Camden Markets is a neat alternative area north of London. I really liked the Stable Markets. Great for shopping, eating and most importantly, people watching.
Columbia Road Flower Market is only open on Sunday mornings. It is crowded, but worth it. Duck behind the street filled with flowers and plants to check out neat shops. Hit up the street vendors for breakfast and sit on the street to listen to the loads of musicians that descend on market day.
Brick Lane has a street market on Sunday, but really any day (or night) is fun to walk down this street. It’s filled with great Indian restaurants, vintage shops and funky people (like astronauts).
Portobello Market is a top market….and tourist destination. It’s a beautiful street and mainly an antiques market, however, too crowded on sunny Saturday afternoons.
Great pub in London:
I went to, like, one pub BUT I researched the one to go to and I think I very well picked the coolest. Ye Old Cheshire Cheese is tucked away, practically hidden in this tiny alley off of Fleet Street. You’d walk right by it if you weren’t looking for it. It’s the cat’s meow of pubs though. Old, low ceilings, tiny staircases, creaky wooden topsy-turvy floors, and a favorite watering hole of great writers. You can also get some authentic fish & chips.
Great (kind of cheap) food in London:
It was weird. I didn’t feel like cooking in London, yet I never really ate out in restaurants in either. I ate a lot of street food, eggs, soup from the supermarket or sandwiches from Pret A Manger. Oh, and chorizo sandwiches. You would have seen most of these on the blog.

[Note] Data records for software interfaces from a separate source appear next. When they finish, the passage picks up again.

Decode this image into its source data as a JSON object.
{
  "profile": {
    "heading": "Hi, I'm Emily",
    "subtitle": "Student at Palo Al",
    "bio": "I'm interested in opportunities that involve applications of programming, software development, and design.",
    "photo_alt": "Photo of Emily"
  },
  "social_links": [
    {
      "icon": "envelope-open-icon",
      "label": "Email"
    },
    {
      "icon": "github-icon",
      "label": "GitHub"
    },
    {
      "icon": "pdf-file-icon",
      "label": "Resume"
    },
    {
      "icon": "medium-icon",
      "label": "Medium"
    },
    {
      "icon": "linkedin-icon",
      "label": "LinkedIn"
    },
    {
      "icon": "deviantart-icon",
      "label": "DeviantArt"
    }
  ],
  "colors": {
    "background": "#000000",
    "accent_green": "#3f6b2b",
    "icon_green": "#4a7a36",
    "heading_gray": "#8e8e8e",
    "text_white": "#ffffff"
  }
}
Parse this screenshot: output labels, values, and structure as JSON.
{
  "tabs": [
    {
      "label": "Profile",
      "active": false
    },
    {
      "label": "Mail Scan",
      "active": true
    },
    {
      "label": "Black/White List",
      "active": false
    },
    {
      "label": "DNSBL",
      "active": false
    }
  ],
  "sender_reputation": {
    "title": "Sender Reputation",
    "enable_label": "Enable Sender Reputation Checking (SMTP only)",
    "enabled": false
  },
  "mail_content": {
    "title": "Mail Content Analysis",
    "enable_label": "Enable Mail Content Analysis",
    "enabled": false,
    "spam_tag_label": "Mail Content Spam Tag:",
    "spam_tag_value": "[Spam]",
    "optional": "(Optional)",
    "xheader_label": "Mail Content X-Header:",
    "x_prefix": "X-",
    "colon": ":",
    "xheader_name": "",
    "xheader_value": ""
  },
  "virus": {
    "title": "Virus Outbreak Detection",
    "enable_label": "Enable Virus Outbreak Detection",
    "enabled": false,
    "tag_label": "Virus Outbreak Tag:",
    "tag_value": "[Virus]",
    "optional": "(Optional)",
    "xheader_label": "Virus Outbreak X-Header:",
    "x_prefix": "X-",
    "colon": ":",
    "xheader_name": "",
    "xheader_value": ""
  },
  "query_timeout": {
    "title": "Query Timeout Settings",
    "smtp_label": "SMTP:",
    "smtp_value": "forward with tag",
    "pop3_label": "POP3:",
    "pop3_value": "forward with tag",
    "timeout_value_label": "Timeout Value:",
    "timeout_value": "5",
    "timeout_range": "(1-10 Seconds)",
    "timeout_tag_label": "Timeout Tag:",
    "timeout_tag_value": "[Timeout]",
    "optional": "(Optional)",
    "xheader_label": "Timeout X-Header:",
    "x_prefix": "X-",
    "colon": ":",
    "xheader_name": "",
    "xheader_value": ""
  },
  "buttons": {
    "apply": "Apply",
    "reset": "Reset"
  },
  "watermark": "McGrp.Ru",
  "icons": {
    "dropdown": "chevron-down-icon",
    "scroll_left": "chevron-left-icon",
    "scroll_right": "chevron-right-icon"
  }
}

The funny thing that I noticed was how many pictures I snagged of people eating. I really didn’t even do it consciously, but most of my pictures of people are of them eating food.
Great day trips from London:
Sometimes it’s fun to get out of the city. These are all great day trips that I took from central London.
Windsor is only about 45 minutes from central London and it’s fun to visit Windsor Castle.
Greenwich is fun to get to by boat on the River Thames. Hike up the hill and stand on the Prime Meridian.
Hampton Court Palace is less than an hour away. Henry VIII used to live there and they have a maze, gorgeous gardens and the world’s oldest living vine.
Canterbury has cathedrals, abbey ruins and a lively city center but my favorite thing to do was float down the canal.
Oxford is a beautiful university town. It was fun to see the dining hall that was used for the Harry Potter films.
Cambridge is another gorgeous university town where punting is a main attraction.
Bath looks like a sand castle city nestled in the hills of England. Stay there for the weekend if you can and see Stonehenge while you are out that way!
Brighton is a funky seaside city. It has a very large pier with rides and carnival-like food. The beaches have large pebbles instead of sand.
- Go to a service at a church (such as Westminster Abbey & St. Paul’s Cathedral) to see the inside for free.
- A few locals used Top Table for restaurant coupons, but since I rarely ate out in restaurants I didn’t use it.
- Some of the students found this website, Days Out Guide UK, and we got some steals on train fare. We went to Brighton for 10 pounds round-trip. Check it out if you are traveling. Also, if you plan on seeing more of the UK, you can buy a British rail pass but you need to purchase it in the States before traveling to the UK.
Whew…..I think that’s the end of the recap. I used the words cool, neat, beautiful, gorgeous, and fantastic way too many times. However, London is all that and more. It all makes me want to go back to London. Right now.